Task item ->
As the answer, give a copy of each line below that includes the word "label".

The data ->

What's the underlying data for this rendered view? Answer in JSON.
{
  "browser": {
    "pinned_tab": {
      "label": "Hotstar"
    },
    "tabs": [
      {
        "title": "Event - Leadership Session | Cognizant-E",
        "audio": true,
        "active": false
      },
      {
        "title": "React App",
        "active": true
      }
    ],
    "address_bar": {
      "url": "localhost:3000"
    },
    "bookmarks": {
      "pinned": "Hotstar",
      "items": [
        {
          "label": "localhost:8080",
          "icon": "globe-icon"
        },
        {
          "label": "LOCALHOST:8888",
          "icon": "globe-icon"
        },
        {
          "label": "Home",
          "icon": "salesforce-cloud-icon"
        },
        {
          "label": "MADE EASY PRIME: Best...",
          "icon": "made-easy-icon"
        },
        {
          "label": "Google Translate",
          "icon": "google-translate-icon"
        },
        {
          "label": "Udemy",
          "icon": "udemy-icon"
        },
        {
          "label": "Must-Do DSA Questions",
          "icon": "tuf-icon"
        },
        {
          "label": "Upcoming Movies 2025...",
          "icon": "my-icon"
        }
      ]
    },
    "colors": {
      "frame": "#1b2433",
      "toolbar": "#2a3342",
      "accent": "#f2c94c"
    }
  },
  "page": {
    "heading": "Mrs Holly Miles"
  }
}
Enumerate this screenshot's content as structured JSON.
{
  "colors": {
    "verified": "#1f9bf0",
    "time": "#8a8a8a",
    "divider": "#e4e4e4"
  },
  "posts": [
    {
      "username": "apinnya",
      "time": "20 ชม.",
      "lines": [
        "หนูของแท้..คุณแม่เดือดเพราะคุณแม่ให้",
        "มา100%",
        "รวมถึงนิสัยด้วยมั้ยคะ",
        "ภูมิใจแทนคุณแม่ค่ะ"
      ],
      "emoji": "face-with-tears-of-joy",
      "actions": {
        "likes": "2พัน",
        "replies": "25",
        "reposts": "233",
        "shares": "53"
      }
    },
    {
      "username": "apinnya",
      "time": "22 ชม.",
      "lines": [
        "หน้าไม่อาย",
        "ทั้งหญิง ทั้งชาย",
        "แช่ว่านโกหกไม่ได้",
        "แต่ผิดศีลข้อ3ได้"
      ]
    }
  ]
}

Output of the exercise ->
      "label": "Hotstar"
          "label": "localhost:8080",
          "label": "LOCALHOST:8888",
          "label": "Home",
          "label": "MADE EASY PRIME: Best...",
          "label": "Google Translate",
          "label": "Udemy",
          "label": "Must-Do DSA Questions",
          "label": "Upcoming Movies 2025...",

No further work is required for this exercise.